Possible evidence for QLC[edit]

Recent[when?] neutrino experiments confirm that the Pontecorvo–Maki–Nakagawa–Sakata matrix UPMNS contains large[clarification needed] mixing angles. For example, atmospheric measurements of particle decay yield
 ≈ 45°, while solar experiments yield
 ≈ 34°. These results should be compared with
which is small,[2] and with the quark mixing angles in the Cabibbo–Kobayashi–Maskawa matrix UCKM. The disparity that nature indicates between quark and lepton mixing angles has been viewed in terms of a "quark–lepton complementarity" which can be expressed in the relations

Possible consequences of QLC have been investigated in the literature and in particular a simple correspondence between the PMNS and CKM matrices have been proposed and analyzed in terms of a correlation matrix. The correlation matrix VM is simply defined as the product of the CKM and PMNS matrices:

Unitarity implies:

Open questions[edit]

One may ask where do the large lepton mixings come from? Is this information implicit in the form of the VM matrix? This question has been widely investigated in the literature, but its answer is still open. Furthermore, in some Grand Unification Theories (GUTs) the direct QLC correlation between the CKM and the PMNS mixing matrix can be obtained.

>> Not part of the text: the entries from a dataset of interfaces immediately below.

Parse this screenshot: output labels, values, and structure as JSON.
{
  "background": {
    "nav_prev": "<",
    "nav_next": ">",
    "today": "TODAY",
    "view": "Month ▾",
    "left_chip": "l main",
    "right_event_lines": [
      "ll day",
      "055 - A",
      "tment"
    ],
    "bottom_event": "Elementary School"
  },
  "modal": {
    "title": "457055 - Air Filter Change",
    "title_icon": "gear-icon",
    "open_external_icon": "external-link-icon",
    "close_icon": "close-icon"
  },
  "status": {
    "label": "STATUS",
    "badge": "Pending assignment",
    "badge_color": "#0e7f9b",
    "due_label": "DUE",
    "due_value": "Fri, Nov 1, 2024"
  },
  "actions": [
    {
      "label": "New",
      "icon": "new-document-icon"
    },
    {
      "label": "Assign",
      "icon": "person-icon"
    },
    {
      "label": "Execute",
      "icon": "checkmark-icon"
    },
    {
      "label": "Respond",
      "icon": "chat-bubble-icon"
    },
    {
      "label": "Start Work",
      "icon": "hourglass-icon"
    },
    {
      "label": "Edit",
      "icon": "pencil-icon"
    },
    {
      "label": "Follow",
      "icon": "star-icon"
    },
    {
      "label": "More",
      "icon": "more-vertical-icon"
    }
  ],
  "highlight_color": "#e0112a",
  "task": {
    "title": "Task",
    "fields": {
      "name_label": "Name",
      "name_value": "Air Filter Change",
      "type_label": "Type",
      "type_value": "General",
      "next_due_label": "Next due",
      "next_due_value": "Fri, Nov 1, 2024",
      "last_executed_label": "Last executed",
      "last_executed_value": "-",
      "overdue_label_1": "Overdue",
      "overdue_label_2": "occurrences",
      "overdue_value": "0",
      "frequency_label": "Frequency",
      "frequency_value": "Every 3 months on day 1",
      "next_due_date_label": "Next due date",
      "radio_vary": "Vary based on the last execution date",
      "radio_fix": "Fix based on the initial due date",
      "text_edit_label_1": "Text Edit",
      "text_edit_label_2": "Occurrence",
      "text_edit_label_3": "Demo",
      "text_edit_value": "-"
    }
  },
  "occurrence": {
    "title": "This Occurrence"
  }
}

In this class of models, the matrix is determined by the heavy Majorana neutrino mass matrix.

Despite the naive relations between the PMNS and CKM angles, a detailed analysis shows that the correlation matrix is phenomenologically compatible with a tribimaximal pattern, and only marginally with a bimaximal pattern. It is possible to include bimaximal forms of the correlation matrix VM in models with renormalization effects that are relevant, however, only in particular cases with tanβ > 40 and with quasi-degenerate neutrino masses.

See also[edit]


  1. ^ R. Foot, H. Lew (1990). "Quark-lepton-symmetric model". Physical Review D. 41 (11): 3502–3505. Bibcode:1990PhRvD..41.3502F. doi:10.1103/PhysRevD.41.3502.
  2. ^ F. P. An et al. [DAYA-BAY Collaboration], Phys. Rev. Lett. 108, 171803 (2012) [arXiv:1203.1669 [hep-ex]] https://arxiv.org/abs/arXiv:1203.1669